WHAT IS REQUIRED: With the images removed, write out every line below exactly.

- - -

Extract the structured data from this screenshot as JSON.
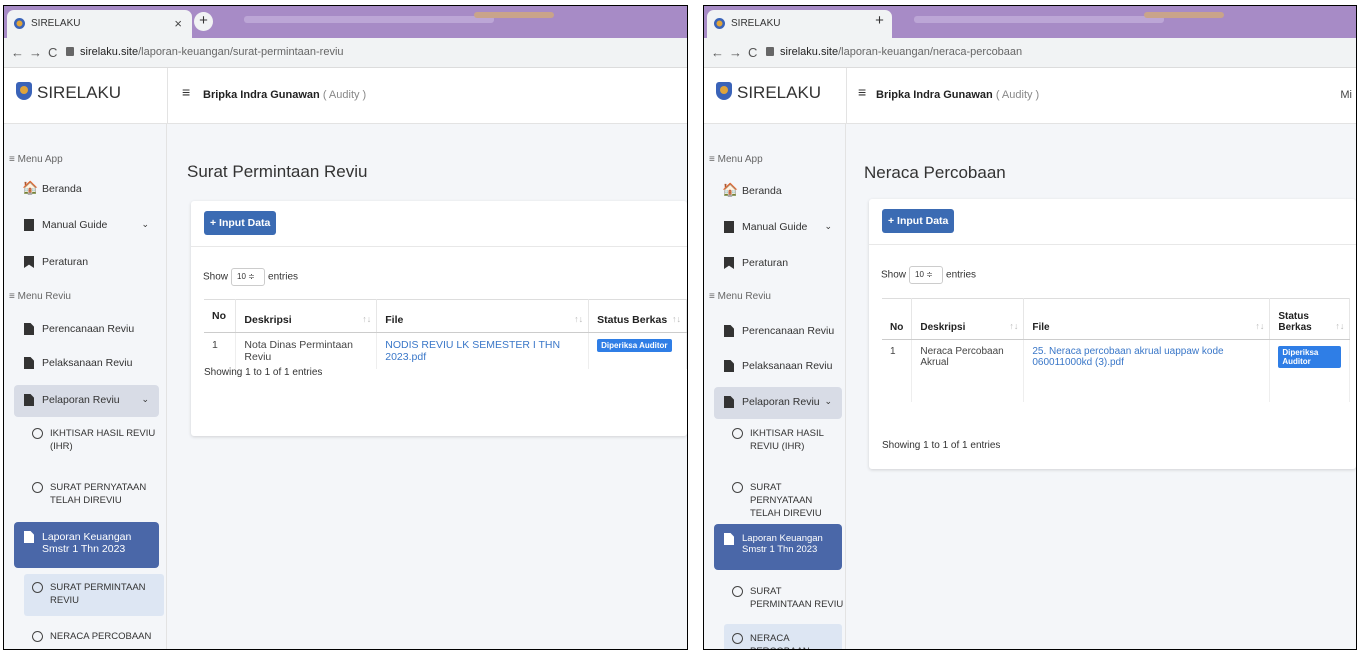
{
  "browser": {
    "tab_title": "SIRELAKU",
    "tab_close": "×",
    "new_tab": "+",
    "back": "←",
    "forward": "→",
    "reload": "C"
  },
  "app": {
    "brand": "SIRELAKU",
    "user_name": "Bripka Indra Gunawan",
    "user_role": "( Audity )",
    "menu_app_label": "≡ Menu App",
    "menu_reviu_label": "≡ Menu Reviu",
    "menu": {
      "beranda": "Beranda",
      "manual_guide": "Manual Guide",
      "peraturan": "Peraturan",
      "perencanaan": "Perencanaan Reviu",
      "pelaksanaan": "Pelaksanaan Reviu",
      "pelaporan": "Pelaporan Reviu",
      "ihr": "IKHTISAR HASIL REVIU (IHR)",
      "spr": "SURAT PERNYATAAN TELAH DIREVIU",
      "laporan": "Laporan Keuangan Smstr 1 Thn 2023",
      "spr_reviu": "SURAT PERMINTAAN REVIU",
      "neraca": "NERACA PERCOBAAN"
    },
    "input_button": "+ Input Data",
    "show_label": "Show",
    "entries_value": "10 ≑",
    "entries_label": "entries",
    "col_no": "No",
    "col_desc": "Deskripsi",
    "col_file": "File",
    "sort_icon": "↑↓"
  },
  "left": {
    "url_domain": "sirelaku.site",
    "url_path": "/laporan-keuangan/surat-permintaan-reviu",
    "page_title": "Surat Permintaan Reviu",
    "col_status": "Status Berkas",
    "rows": [
      {
        "no": "1",
        "desc": "Nota Dinas Permintaan Reviu",
        "file": "NODIS REVIU LK SEMESTER I THN 2023.pdf",
        "status": "Diperiksa Auditor"
      }
    ],
    "footer": "Showing 1 to 1 of 1 entries"
  },
  "right": {
    "url_domain": "sirelaku.site",
    "url_path": "/laporan-keuangan/neraca-percobaan",
    "page_title": "Neraca Percobaan",
    "col_status": "Status Berkas",
    "topbar_right": "Mi",
    "rows": [
      {
        "no": "1",
        "desc": "Neraca Percobaan Akrual",
        "file": "25. Neraca percobaan akrual uappaw kode 060011000kd (3).pdf",
        "status": "Diperiksa Auditor"
      }
    ],
    "footer": "Showing 1 to 1 of 1 entries"
  }
}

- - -

SOLUTION TO THIS TASK:
Extract the structured data from this screenshot as JSON.
{
  "browser": {
    "tab_title": "SIRELAKU",
    "tab_close": "×",
    "new_tab": "+",
    "back": "←",
    "forward": "→",
    "reload": "C"
  },
  "app": {
    "brand": "SIRELAKU",
    "user_name": "Bripka Indra Gunawan",
    "user_role": "( Audity )",
    "menu_app_label": "≡ Menu App",
    "menu_reviu_label": "≡ Menu Reviu",
    "menu": {
      "beranda": "Beranda",
      "manual_guide": "Manual Guide",
      "peraturan": "Peraturan",
      "perencanaan": "Perencanaan Reviu",
      "pelaksanaan": "Pelaksanaan Reviu",
      "pelaporan": "Pelaporan Reviu",
      "ihr": "IKHTISAR HASIL REVIU (IHR)",
      "spr": "SURAT PERNYATAAN TELAH DIREVIU",
      "laporan": "Laporan Keuangan Smstr 1 Thn 2023",
      "spr_reviu": "SURAT PERMINTAAN REVIU",
      "neraca": "NERACA PERCOBAAN"
    },
    "input_button": "+ Input Data",
    "show_label": "Show",
    "entries_value": "10 ≑",
    "entries_label": "entries",
    "col_no": "No",
    "col_desc": "Deskripsi",
    "col_file": "File",
    "sort_icon": "↑↓"
  },
  "left": {
    "url_domain": "sirelaku.site",
    "url_path": "/laporan-keuangan/surat-permintaan-reviu",
    "page_title": "Surat Permintaan Reviu",
    "col_status": "Status Berkas",
    "rows": [
      {
        "no": "1",
        "desc": "Nota Dinas Permintaan Reviu",
        "file": "NODIS REVIU LK SEMESTER I THN 2023.pdf",
        "status": "Diperiksa Auditor"
      }
    ],
    "footer": "Showing 1 to 1 of 1 entries"
  },
  "right": {
    "url_domain": "sirelaku.site",
    "url_path": "/laporan-keuangan/neraca-percobaan",
    "page_title": "Neraca Percobaan",
    "col_status": "Status Berkas",
    "topbar_right": "Mi",
    "rows": [
      {
        "no": "1",
        "desc": "Neraca Percobaan Akrual",
        "file": "25. Neraca percobaan akrual uappaw kode 060011000kd (3).pdf",
        "status": "Diperiksa Auditor"
      }
    ],
    "footer": "Showing 1 to 1 of 1 entries"
  }
}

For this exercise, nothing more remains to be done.